Through partnerships with Arizona State University, the University of Hawaiʻi at Mānoa, and the US Department of Defense, opportunities like CompuGirls have supported over 150 students across the islands of Hawaiʻi in the last two years. Reaching students across public and private school systems and alternative educational settings, the CompuGirls program is keenly focused on helping students develop the skills needed to become the next generation of technology innovators and community leaders from various ethnic, cultural and economic backgrounds.
However, we cannot ignore the fact that the internet can be a scary place sometimes, especially for women and girls of color. We spend time, effort, and funding to help our students see themselves as strong leaders in positions of power in their personal lives and future careers. In affinity groups like CompuGirls, we make the implicit explicit. In this case, that means being honest that vulnerabilities in cybersecurity are a new form of gendered violence that target individuals with complex, diverse and intersectional identities.
There is also a generalized notion of «overrepresentation» of Asian Americans in tech, even though the experience for AAPI women is less than illustrious. When data is disaggregated, Asian American women make up less than 10 percent of the tech industry. The data is even more staggering when you look at both the glass and bamboo ceiling for AAPI women fighting to end gender and racial stereotypes that stifle their leadership potential in STEM. Even more, almost 75% of Asian American women experienced racism in the last year and are typically the targets of physically violent crimes in the wake of the COVID-19 pandemic. Arguably, the media’s distortion of the AAPI tech experience harms AAPI women who cannot (and will not) continue to struggle in silos and silence.
Engaging young AAPI women with a curriculum that facilitates honest dialogue about the histories and traumas of our digital experience creates paths for a more secure and safe cyber future for all people.
This year, I spent most of my time in a public-facing role representing Hawaiʻi in the Teacher of the Year program.

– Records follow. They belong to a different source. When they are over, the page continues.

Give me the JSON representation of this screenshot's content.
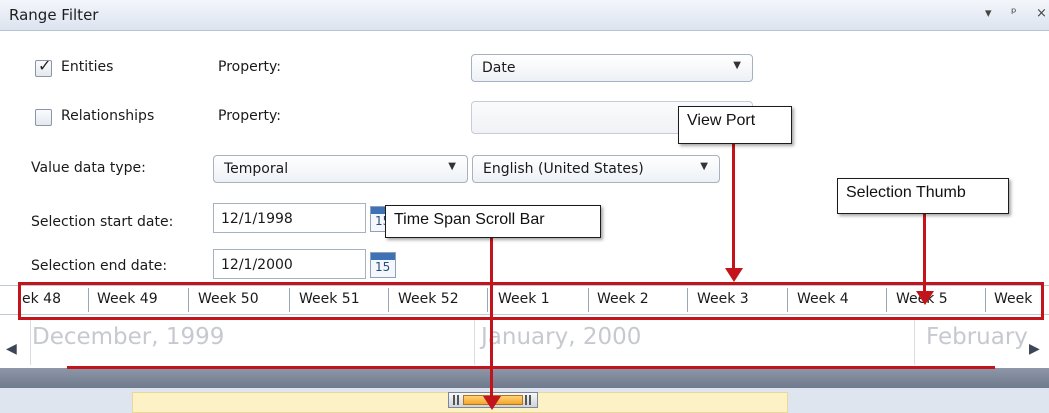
{
  "titlebar": {
    "title": "Range Filter",
    "dropdown_icon": "▾",
    "pin_icon": "ᵖ",
    "close_icon": "×"
  },
  "entities": {
    "label": "Entities",
    "checked": true,
    "property_label": "Property:",
    "property_value": "Date"
  },
  "relationships": {
    "label": "Relationships",
    "checked": false,
    "property_label": "Property:",
    "property_value": ""
  },
  "value_type": {
    "label": "Value data type:",
    "value": "Temporal",
    "culture": "English (United States)"
  },
  "selection": {
    "start_label": "Selection start date:",
    "start_value": "12/1/1998",
    "end_label": "Selection end date:",
    "end_value": "12/1/2000",
    "calendar_day": "15"
  },
  "timeline": {
    "weeks": [
      "ek 48",
      "Week 49",
      "Week 50",
      "Week 51",
      "Week 52",
      "Week 1",
      "Week 2",
      "Week 3",
      "Week 4",
      "Week 5",
      "Week"
    ],
    "months": [
      "December, 1999",
      "January, 2000",
      "February"
    ]
  },
  "callouts": {
    "view_port": "View Port",
    "selection_thumb": "Selection Thumb",
    "time_span_scroll_bar": "Time Span Scroll Bar"
  },
  "colors": {
    "annotation_red": "#c4141b",
    "scroll_track": "#fdf1c6"
  }
}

During that time, I received a higher proportion of one-way messages that focused on my physical attributes rather than my teaching experience. While my digital experiences trained me for these interactions, this frustration fuels me as a cyber educator. The value of computer science education is to allow students to be creators and developers of technology, rather than passive users and consumers. Engaging young AAPI women with a curriculum that facilitates honest dialogue about the histories and traumas of our digital experience creates paths for a more secure and safe cyber future for all people.
Allyship Is Cybersecurity
Systemic change takes time. While the careers we are preparing our current middle schoolers for should be rooted in diversity, equity, and inclusion, it will take much longer for the foundation to be built from equitable structures and policies. Regardless, it is imperative that we highlight and call out systems of power in every class, lesson plans and evaluation, starting today. The technology field can be a great equalizer when it comes to accessibility and creating a common language. However, we also have to be transparent about how it maintains systems of power that do not benefit our students and the future faces of STEM fields.
Our CompuGirls camp is just one example of how women are actively disrupting this narrative in multiple realities, both physical and virtual. Recognizing and resisting the violence perpetuated in online spaces through direct educational opportunities is a way for women to carefully hold a balance of our students’ innocence and scaffold awareness as we prepare them for a global world.
The autonomy to exist and thrive in online settings that we build into these programs will push the systemic change we demand. While the conversations can be uncomfortable and unfortunate, it is vital that I play a role in building allyship across ethnic, racial and gender spectra, and hopefully, becoming the role model that I needed when I was younger.